[[ Data supplied open ]]

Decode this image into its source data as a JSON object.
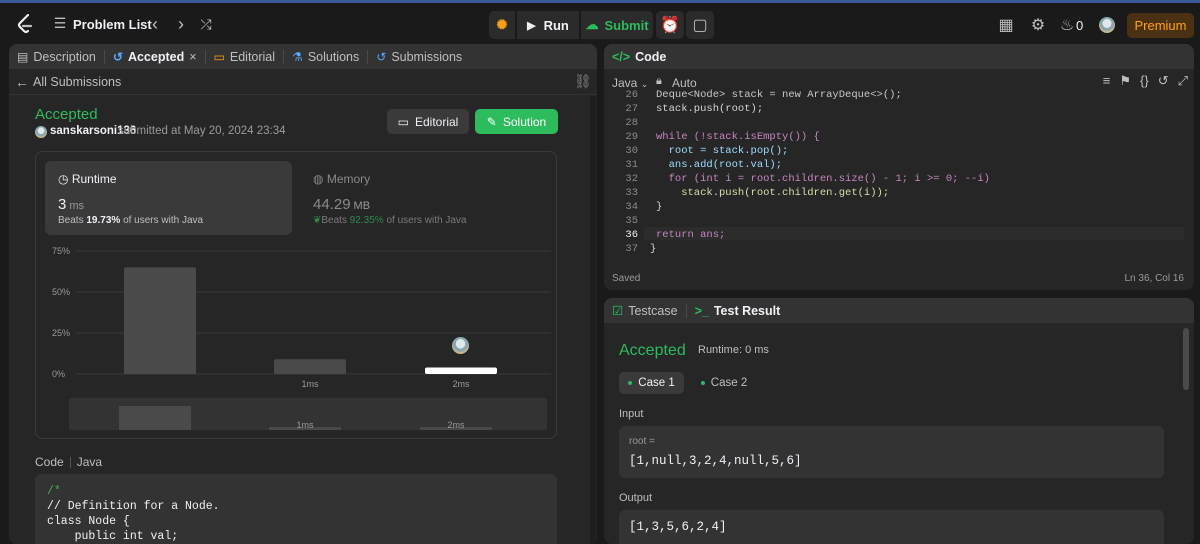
{
  "topbar": {
    "problem_list_label": "Problem List",
    "run_label": "Run",
    "submit_label": "Submit",
    "streak_count": "0",
    "premium_label": "Premium"
  },
  "left_tabs": [
    {
      "label": "Description"
    },
    {
      "label": "Accepted"
    },
    {
      "label": "Editorial"
    },
    {
      "label": "Solutions"
    },
    {
      "label": "Submissions"
    }
  ],
  "submission": {
    "back_label": "All Submissions",
    "status": "Accepted",
    "user": "sanskarsoni136",
    "submitted_text": "submitted at May 20, 2024 23:34",
    "editorial_button": "Editorial",
    "solution_button": "Solution"
  },
  "runtime": {
    "label": "Runtime",
    "value": "3",
    "unit": "ms",
    "beats_prefix": "Beats",
    "beats_value": "19.73%",
    "beats_suffix": "of users with Java"
  },
  "memory": {
    "label": "Memory",
    "value": "44.29",
    "unit": "MB",
    "beats_prefix": "Beats",
    "beats_value": "92.35%",
    "beats_suffix": "of users with Java"
  },
  "chart_data": {
    "type": "bar",
    "categories": [
      "",
      "1ms",
      "2ms"
    ],
    "values": [
      65,
      9,
      4
    ],
    "highlight_index": 2,
    "ylim": [
      0,
      75
    ],
    "yticks": [
      "75%",
      "50%",
      "25%",
      "0%"
    ],
    "xlabel": "",
    "ylabel": "",
    "mini_values": [
      25,
      3,
      3
    ],
    "mini_labels": [
      "",
      "1ms",
      "2ms"
    ],
    "colors": {
      "bar": "#4a4a4a",
      "highlight": "#ffffff",
      "grid": "#3a3a3a"
    }
  },
  "code_section": {
    "label": "Code",
    "language": "Java",
    "lines": [
      "/*",
      "// Definition for a Node.",
      "class Node {",
      "    public int val;"
    ]
  },
  "code_panel": {
    "title": "Code",
    "language": "Java",
    "mode": "Auto",
    "lines": [
      {
        "n": "26",
        "text": "Deque<Node> stack = new ArrayDeque<>();"
      },
      {
        "n": "27",
        "text": "stack.push(root);"
      },
      {
        "n": "28",
        "text": ""
      },
      {
        "n": "29",
        "text": "while (!stack.isEmpty()) {"
      },
      {
        "n": "30",
        "text": "  root = stack.pop();"
      },
      {
        "n": "31",
        "text": "  ans.add(root.val);"
      },
      {
        "n": "32",
        "text": "  for (int i = root.children.size() - 1; i >= 0; --i)"
      },
      {
        "n": "33",
        "text": "    stack.push(root.children.get(i));"
      },
      {
        "n": "34",
        "text": "}"
      },
      {
        "n": "35",
        "text": ""
      },
      {
        "n": "36",
        "text": "return ans;"
      },
      {
        "n": "37",
        "text": "}"
      }
    ],
    "saved_label": "Saved",
    "cursor_position": "Ln 36, Col 16"
  },
  "result_panel": {
    "testcase_tab": "Testcase",
    "result_tab": "Test Result",
    "status": "Accepted",
    "runtime_text": "Runtime: 0 ms",
    "cases": [
      "Case 1",
      "Case 2"
    ],
    "input_label": "Input",
    "input_var": "root =",
    "input_value": "[1,null,3,2,4,null,5,6]",
    "output_label": "Output",
    "output_value": "[1,3,5,6,2,4]"
  }
}
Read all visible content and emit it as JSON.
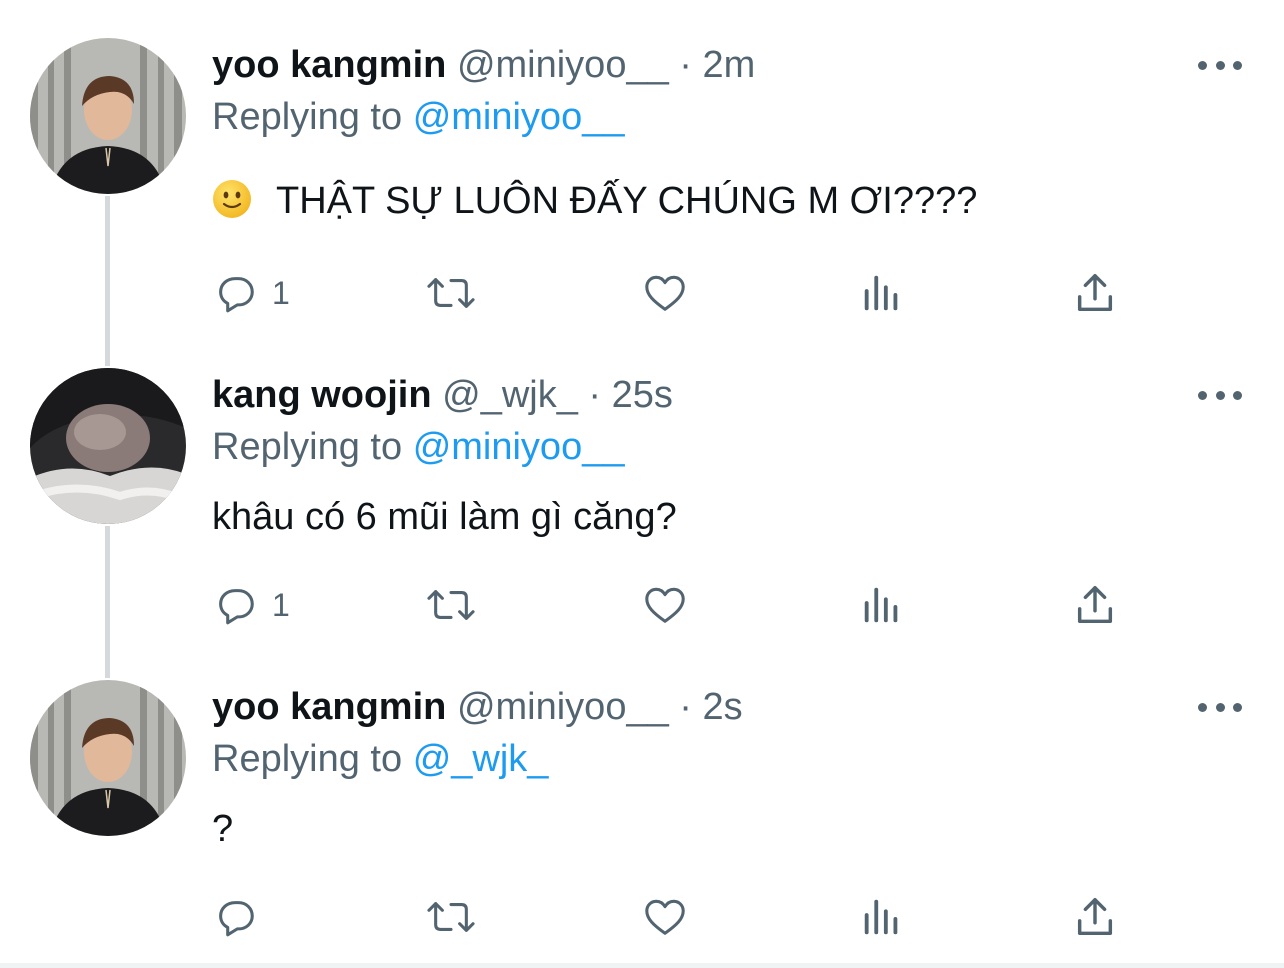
{
  "tweets": [
    {
      "name": "yoo kangmin",
      "handle": "@miniyoo__",
      "dot": "·",
      "time": "2m",
      "replying_prefix": "Replying to",
      "replying_to": "@miniyoo__",
      "text": "THẬT SỰ LUÔN ĐẤY CHÚNG M ƠI????",
      "emoji": "slightly-smiling-face",
      "reply_count": "1"
    },
    {
      "name": "kang woojin",
      "handle": "@_wjk_",
      "dot": "·",
      "time": "25s",
      "replying_prefix": "Replying to",
      "replying_to": "@miniyoo__",
      "text": "khâu có 6 mũi làm gì căng?",
      "reply_count": "1"
    },
    {
      "name": "yoo kangmin",
      "handle": "@miniyoo__",
      "dot": "·",
      "time": "2s",
      "replying_prefix": "Replying to",
      "replying_to": "@_wjk_",
      "text": "?",
      "reply_count": ""
    }
  ],
  "icons": {
    "reply": "reply-icon",
    "retweet": "retweet-icon",
    "like": "heart-icon",
    "views": "views-icon",
    "share": "share-icon",
    "more": "more-icon"
  },
  "colors": {
    "link": "#1d9bf0",
    "secondary": "#536471",
    "thread_line": "#d5d9dc"
  }
}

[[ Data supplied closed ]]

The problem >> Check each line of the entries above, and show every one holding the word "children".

Your solution >>
        "text": "  for (int i = root.children.size() - 1; i >= 0; --i)"
        "text": "    stack.push(root.children.get(i));"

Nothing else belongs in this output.